Task objective:
Every entry must be duplicated precisely as written.

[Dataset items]
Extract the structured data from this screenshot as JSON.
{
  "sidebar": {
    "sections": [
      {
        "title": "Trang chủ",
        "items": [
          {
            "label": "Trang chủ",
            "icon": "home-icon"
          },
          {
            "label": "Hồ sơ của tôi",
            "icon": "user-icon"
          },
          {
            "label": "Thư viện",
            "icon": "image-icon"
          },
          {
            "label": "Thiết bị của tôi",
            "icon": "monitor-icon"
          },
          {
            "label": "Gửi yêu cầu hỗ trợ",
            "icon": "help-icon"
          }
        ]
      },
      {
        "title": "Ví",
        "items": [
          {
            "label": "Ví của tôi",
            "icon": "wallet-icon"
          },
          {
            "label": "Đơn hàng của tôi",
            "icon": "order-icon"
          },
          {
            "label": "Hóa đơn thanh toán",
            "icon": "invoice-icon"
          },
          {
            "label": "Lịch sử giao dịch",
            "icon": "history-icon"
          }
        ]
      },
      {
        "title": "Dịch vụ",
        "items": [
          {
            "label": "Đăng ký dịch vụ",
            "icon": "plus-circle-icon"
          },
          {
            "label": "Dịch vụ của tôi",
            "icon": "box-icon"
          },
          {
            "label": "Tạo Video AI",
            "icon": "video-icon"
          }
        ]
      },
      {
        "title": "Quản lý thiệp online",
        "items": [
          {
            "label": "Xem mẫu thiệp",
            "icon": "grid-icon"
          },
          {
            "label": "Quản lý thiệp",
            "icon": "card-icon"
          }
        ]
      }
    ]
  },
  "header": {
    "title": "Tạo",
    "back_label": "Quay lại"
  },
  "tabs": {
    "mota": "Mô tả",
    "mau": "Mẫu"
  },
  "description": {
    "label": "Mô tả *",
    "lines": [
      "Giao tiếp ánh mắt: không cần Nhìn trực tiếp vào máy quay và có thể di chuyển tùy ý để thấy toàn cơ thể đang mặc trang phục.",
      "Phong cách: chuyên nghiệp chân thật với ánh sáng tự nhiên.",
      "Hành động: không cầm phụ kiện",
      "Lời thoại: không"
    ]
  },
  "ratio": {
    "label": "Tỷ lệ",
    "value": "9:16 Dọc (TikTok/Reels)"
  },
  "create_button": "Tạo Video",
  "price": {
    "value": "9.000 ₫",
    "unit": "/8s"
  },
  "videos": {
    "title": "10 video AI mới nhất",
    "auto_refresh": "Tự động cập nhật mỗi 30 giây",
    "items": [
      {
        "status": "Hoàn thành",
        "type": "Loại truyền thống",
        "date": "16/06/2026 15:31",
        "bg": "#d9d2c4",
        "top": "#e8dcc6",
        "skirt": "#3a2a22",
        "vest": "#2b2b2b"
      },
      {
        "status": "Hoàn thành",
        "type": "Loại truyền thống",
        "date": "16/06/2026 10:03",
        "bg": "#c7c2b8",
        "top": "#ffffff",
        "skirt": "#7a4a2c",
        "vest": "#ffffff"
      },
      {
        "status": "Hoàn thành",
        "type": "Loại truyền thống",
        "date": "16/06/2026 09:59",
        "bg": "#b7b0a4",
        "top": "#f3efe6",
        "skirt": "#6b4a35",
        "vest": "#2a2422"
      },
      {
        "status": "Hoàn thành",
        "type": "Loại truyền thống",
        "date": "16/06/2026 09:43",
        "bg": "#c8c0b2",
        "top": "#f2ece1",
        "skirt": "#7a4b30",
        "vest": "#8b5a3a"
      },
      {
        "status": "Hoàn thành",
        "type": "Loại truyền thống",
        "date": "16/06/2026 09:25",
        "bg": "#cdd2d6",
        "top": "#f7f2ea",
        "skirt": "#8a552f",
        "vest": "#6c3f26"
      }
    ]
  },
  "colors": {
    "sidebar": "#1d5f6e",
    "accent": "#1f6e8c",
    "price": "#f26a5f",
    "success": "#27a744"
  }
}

Result of this exercise:
Extract the structured data from this screenshot as JSON.
{
  "sidebar": {
    "sections": [
      {
        "title": "Trang chủ",
        "items": [
          {
            "label": "Trang chủ",
            "icon": "home-icon"
          },
          {
            "label": "Hồ sơ của tôi",
            "icon": "user-icon"
          },
          {
            "label": "Thư viện",
            "icon": "image-icon"
          },
          {
            "label": "Thiết bị của tôi",
            "icon": "monitor-icon"
          },
          {
            "label": "Gửi yêu cầu hỗ trợ",
            "icon": "help-icon"
          }
        ]
      },
      {
        "title": "Ví",
        "items": [
          {
            "label": "Ví của tôi",
            "icon": "wallet-icon"
          },
          {
            "label": "Đơn hàng của tôi",
            "icon": "order-icon"
          },
          {
            "label": "Hóa đơn thanh toán",
            "icon": "invoice-icon"
          },
          {
            "label": "Lịch sử giao dịch",
            "icon": "history-icon"
          }
        ]
      },
      {
        "title": "Dịch vụ",
        "items": [
          {
            "label": "Đăng ký dịch vụ",
            "icon": "plus-circle-icon"
          },
          {
            "label": "Dịch vụ của tôi",
            "icon": "box-icon"
          },
          {
            "label": "Tạo Video AI",
            "icon": "video-icon"
          }
        ]
      },
      {
        "title": "Quản lý thiệp online",
        "items": [
          {
            "label": "Xem mẫu thiệp",
            "icon": "grid-icon"
          },
          {
            "label": "Quản lý thiệp",
            "icon": "card-icon"
          }
        ]
      }
    ]
  },
  "header": {
    "title": "Tạo",
    "back_label": "Quay lại"
  },
  "tabs": {
    "mota": "Mô tả",
    "mau": "Mẫu"
  },
  "description": {
    "label": "Mô tả *",
    "lines": [
      "Giao tiếp ánh mắt: không cần Nhìn trực tiếp vào máy quay và có thể di chuyển tùy ý để thấy toàn cơ thể đang mặc trang phục.",
      "Phong cách: chuyên nghiệp chân thật với ánh sáng tự nhiên.",
      "Hành động: không cầm phụ kiện",
      "Lời thoại: không"
    ]
  },
  "ratio": {
    "label": "Tỷ lệ",
    "value": "9:16 Dọc (TikTok/Reels)"
  },
  "create_button": "Tạo Video",
  "price": {
    "value": "9.000 ₫",
    "unit": "/8s"
  },
  "videos": {
    "title": "10 video AI mới nhất",
    "auto_refresh": "Tự động cập nhật mỗi 30 giây",
    "items": [
      {
        "status": "Hoàn thành",
        "type": "Loại truyền thống",
        "date": "16/06/2026 15:31",
        "bg": "#d9d2c4",
        "top": "#e8dcc6",
        "skirt": "#3a2a22",
        "vest": "#2b2b2b"
      },
      {
        "status": "Hoàn thành",
        "type": "Loại truyền thống",
        "date": "16/06/2026 10:03",
        "bg": "#c7c2b8",
        "top": "#ffffff",
        "skirt": "#7a4a2c",
        "vest": "#ffffff"
      },
      {
        "status": "Hoàn thành",
        "type": "Loại truyền thống",
        "date": "16/06/2026 09:59",
        "bg": "#b7b0a4",
        "top": "#f3efe6",
        "skirt": "#6b4a35",
        "vest": "#2a2422"
      },
      {
        "status": "Hoàn thành",
        "type": "Loại truyền thống",
        "date": "16/06/2026 09:43",
        "bg": "#c8c0b2",
        "top": "#f2ece1",
        "skirt": "#7a4b30",
        "vest": "#8b5a3a"
      },
      {
        "status": "Hoàn thành",
        "type": "Loại truyền thống",
        "date": "16/06/2026 09:25",
        "bg": "#cdd2d6",
        "top": "#f7f2ea",
        "skirt": "#8a552f",
        "vest": "#6c3f26"
      }
    ]
  },
  "colors": {
    "sidebar": "#1d5f6e",
    "accent": "#1f6e8c",
    "price": "#f26a5f",
    "success": "#27a744"
  }
}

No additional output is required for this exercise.